**About this exercise:**
How many lines in the data below have the string "label"? Reply with the number alone.

**Material for this task:**
-------

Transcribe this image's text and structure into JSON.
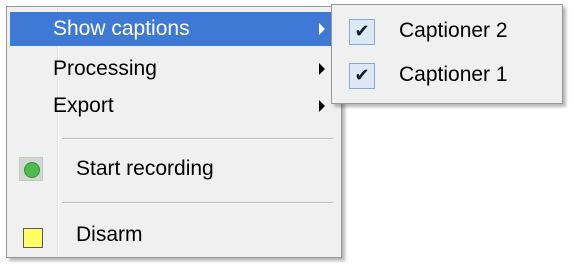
{
  "main_menu": {
    "items": [
      {
        "label": "Show captions",
        "has_submenu": true,
        "highlighted": true
      },
      {
        "label": "Processing",
        "has_submenu": true
      },
      {
        "label": "Export",
        "has_submenu": true
      },
      {
        "label": "Start recording",
        "icon": "green-dot-icon"
      },
      {
        "label": "Disarm",
        "icon": "yellow-square-icon"
      }
    ]
  },
  "submenu": {
    "items": [
      {
        "label": "Captioner 2",
        "checked": true,
        "check_glyph": "✔"
      },
      {
        "label": "Captioner 1",
        "checked": true,
        "check_glyph": "✔"
      }
    ]
  },
  "colors": {
    "highlight": "#3f79d6",
    "menu_background": "#f0f0f0",
    "recording_green": "#4dbb4d",
    "disarm_yellow": "#ffff66"
  }
}
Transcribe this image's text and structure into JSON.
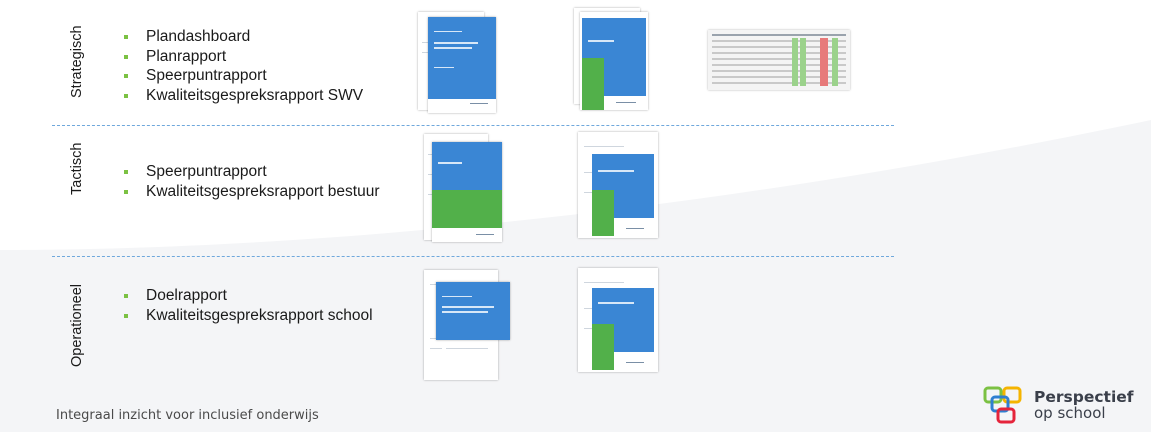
{
  "sections": [
    {
      "label": "Strategisch",
      "items": [
        "Plandashboard",
        "Planrapport",
        "Speerpuntrapport",
        "Kwaliteitsgespreksrapport SWV"
      ]
    },
    {
      "label": "Tactisch",
      "items": [
        "Speerpuntrapport",
        "Kwaliteitsgespreksrapport bestuur"
      ]
    },
    {
      "label": "Operationeel",
      "items": [
        "Doelrapport",
        "Kwaliteitsgespreksrapport school"
      ]
    }
  ],
  "footer": {
    "tagline": "Integraal inzicht voor inclusief onderwijs"
  },
  "logo": {
    "line1": "Perspectief",
    "line2": "op school"
  },
  "colors": {
    "accent_blue": "#3a86d4",
    "accent_green": "#52b04a",
    "bullet": "#7bc143",
    "divider": "#6fa8dc"
  }
}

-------

**Written answer:**
10